HOURLY BOARD ROUNDS

Together with the duty consultant the ANUM will attend to hourly board rounds. This process will enable the continual review of the patient treatment pathway and ensure all aspects of the treatment plan (clinical/admission/discharge) are appropriate and up to date.  Hourly board rounds should aim to identify any actual or potential barriers to patient flow, such as inpatient access block, delayed response from admitting unit registrars, unreasonable resistance from inpatient unit ANUMs and staffing shortfalls.

All barriers to flow should be firstly escalated to the PFC or AHM and if an inadequate response received, escalated to the NUM, Deputy Director of Patient Access and Demand or the Director of Nursing for Acute Health.

The following points will be considered during each board round:
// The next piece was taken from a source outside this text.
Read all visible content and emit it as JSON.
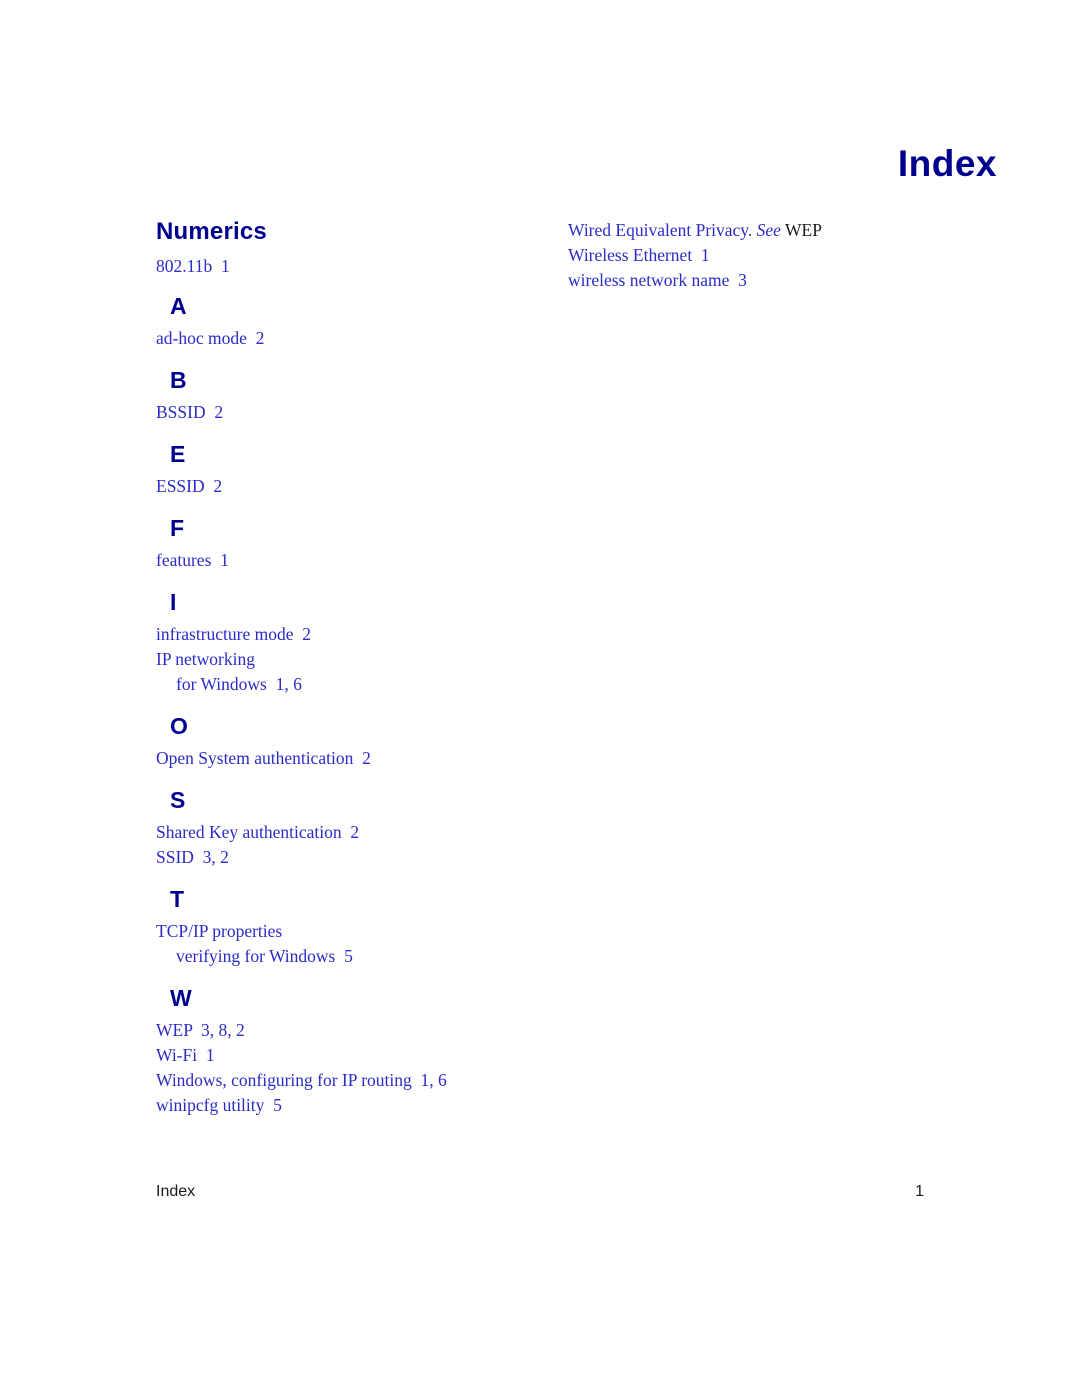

  • How long has the patient been in the department?
  • What is the current status of the patient’s treatment pathway and what is their plan?
  • Does the patient fit a short stay pathway?
  • Will the patient require inpatient admission?
  • Has an inpatient bed been booked?
  • Has the inpatient unit registrar been notified and responded?
  • Has an inpatient bed been allocated and available?
  • Are interim orders appropriate?
  • What is the status of the waiting room?
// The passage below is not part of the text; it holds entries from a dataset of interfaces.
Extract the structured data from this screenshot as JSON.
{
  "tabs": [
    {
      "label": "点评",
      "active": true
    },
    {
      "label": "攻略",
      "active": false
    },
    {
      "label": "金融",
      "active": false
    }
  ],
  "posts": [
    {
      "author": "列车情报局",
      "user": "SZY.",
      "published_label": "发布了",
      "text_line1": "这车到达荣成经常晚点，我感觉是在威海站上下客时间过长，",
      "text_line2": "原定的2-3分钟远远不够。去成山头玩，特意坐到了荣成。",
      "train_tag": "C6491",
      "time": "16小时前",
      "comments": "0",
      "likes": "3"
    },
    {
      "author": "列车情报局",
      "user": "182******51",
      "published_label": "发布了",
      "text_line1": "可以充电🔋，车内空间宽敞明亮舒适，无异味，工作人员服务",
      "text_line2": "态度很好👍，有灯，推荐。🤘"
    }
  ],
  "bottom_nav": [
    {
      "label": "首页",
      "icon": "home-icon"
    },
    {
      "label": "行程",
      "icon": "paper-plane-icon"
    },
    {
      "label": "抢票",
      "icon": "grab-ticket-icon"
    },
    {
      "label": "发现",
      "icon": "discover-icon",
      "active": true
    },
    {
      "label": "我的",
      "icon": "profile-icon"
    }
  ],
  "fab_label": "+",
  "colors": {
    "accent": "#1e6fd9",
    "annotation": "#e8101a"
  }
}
EMERGENCY DEPARTMENT KPIS

It is a mandatory requirement of all emergency department ANUMs to have a thorough understanding of emergency department and hospital wide KPIs.  Following is an outline of emergency department KPIs:

Patients seen and discharged within 4 hours of presentation (KPI 80%):  The length of stay (LOS) for all patients seen, treatedand discharged from the emergency departmentshould not exceed 4 hours.  Patients for discharge should be identified at the earliest possible time and plans for discharge before 4 hours should be discussed at each hourly board round.
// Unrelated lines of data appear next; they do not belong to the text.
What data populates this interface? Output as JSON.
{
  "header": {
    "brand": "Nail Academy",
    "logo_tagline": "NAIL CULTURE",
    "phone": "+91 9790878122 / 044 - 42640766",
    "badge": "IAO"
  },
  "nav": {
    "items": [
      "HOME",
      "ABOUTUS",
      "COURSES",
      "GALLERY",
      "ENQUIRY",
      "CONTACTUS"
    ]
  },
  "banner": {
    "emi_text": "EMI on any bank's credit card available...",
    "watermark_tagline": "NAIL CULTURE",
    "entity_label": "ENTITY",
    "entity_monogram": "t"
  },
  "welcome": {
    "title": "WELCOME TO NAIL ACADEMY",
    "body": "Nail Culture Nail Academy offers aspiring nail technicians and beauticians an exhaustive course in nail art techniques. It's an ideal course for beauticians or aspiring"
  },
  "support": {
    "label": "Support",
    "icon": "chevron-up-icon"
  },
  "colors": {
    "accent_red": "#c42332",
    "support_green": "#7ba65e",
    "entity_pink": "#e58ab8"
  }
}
Time to treatment (KPI 80%):  Time to treatment KPI is measured against triage categories for each patient presenting to the Emergency Department. Patients are triaged according to the Australasian Triage Scale (ATS). The time from when the patient is triaged to when “treatment commenced” is the time measured. “Treatment commences” when the patient is first seen by the doctor OR when the nurse sees the patient and commences an established treatment pathways (i.e. vital signs, IV cannulation, ECG, nurse initiated medications, etc.). Treatment pathways may commence at triage therefore should be entered at triage where appropriate.

Ambulance off stretcher within 40 minutes (KPI 90%)

The ambulance ‘off stretcher’ KPI is a Department of Health set KPI. This indicator dictates that 90% off all patients who arrive via ambulance road service or non-emergency patient transport must be triaged, offloaded and handed over to a Bendigo Health, health professional in less than 40min after ambulance arrival.

LOS greater than 24 hours in the emergency department (KPI 0%) The number of patients spending greater than 24 hours in the emergency department should equal zero.  Patients with a length of stay exceeding 12 hours should have barriers to discharge identified and escalated to the PFC/AHM, ED NUM, DDON of Patient Access and Demand of DON for Acute Health to avoid a 24 hour admission to the emergency department.

SUMMARY

The key to managing and meeting emergency department KPIs is continuous surveillance of patient flow within each stream of the Department.  It is the emergency department ANUMs primary responsibility to ensure patient flow continues through out each shift and remains constant.  The ANUM is responsible for directing nursing staff to ensure all care is up to date and ensure patients are “ward” or “discharge ready” as appropriate.  Communication between the ANUM and duty consultant is paramount at all times when discussing and managing flow.

The ANUM must ensure that all data entry requirements with regard to “time to treatment” and ‘ambulance off stretcher’ KPIs are up to date and accurately reflect the department’s performance. Barriers to meeting KPIs must be identified and where appropriate escalated so systems such as hospital wide escalation can be initiated.